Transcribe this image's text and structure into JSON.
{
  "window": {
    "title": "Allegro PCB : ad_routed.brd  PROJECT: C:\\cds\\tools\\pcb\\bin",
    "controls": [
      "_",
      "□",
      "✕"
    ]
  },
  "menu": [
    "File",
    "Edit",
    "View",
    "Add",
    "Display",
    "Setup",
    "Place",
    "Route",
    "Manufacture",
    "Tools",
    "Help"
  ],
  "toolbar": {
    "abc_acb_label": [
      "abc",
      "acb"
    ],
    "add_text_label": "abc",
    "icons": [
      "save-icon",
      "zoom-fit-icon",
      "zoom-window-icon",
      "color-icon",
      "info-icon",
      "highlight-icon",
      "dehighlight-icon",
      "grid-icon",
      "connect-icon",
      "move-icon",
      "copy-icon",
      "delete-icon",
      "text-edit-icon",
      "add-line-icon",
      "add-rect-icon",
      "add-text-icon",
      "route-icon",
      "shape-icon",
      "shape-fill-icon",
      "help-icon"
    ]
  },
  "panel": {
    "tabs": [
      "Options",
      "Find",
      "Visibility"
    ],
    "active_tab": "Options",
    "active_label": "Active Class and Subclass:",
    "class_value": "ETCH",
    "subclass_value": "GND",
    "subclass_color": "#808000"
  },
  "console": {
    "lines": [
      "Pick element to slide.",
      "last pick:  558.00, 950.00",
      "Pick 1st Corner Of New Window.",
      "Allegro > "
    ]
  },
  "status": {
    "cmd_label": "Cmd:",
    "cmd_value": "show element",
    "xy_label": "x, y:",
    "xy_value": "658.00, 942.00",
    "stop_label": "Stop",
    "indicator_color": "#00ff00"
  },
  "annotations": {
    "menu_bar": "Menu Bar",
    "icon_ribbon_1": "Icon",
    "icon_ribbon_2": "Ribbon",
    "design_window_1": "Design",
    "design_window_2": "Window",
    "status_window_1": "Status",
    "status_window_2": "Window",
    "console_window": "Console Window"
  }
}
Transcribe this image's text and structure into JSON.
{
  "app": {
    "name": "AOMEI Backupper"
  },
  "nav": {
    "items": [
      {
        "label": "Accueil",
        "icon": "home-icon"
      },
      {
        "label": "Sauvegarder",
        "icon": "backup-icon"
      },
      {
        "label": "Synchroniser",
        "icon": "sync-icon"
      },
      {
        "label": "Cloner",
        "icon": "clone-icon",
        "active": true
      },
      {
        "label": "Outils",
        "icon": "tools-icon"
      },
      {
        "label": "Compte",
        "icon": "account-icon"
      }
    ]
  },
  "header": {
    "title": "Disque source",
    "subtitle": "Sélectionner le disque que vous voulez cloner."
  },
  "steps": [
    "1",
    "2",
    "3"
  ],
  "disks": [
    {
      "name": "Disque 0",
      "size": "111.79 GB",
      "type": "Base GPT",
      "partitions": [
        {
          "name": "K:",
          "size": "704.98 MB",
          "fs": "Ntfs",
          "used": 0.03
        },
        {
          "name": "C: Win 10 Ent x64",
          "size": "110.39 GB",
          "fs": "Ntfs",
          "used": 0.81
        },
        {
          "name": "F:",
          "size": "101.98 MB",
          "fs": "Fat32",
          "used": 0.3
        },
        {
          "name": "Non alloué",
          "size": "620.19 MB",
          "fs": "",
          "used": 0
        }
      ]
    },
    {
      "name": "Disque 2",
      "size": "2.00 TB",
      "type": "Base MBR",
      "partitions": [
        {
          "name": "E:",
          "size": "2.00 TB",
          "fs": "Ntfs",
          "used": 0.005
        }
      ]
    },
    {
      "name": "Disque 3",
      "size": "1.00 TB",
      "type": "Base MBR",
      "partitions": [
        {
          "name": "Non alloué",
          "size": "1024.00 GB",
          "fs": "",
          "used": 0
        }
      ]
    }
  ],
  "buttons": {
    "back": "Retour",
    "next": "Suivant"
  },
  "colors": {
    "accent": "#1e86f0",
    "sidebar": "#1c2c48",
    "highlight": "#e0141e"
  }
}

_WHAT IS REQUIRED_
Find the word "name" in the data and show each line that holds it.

_SOLUTION TO THIS TASK_
    "name": "AOMEI Backupper"
      "name": "Disque 0",
          "name": "K:",
          "name": "C: Win 10 Ent x64",
          "name": "F:",
          "name": "Non alloué",
      "name": "Disque 2",
          "name": "E:",
      "name": "Disque 3",
          "name": "Non alloué",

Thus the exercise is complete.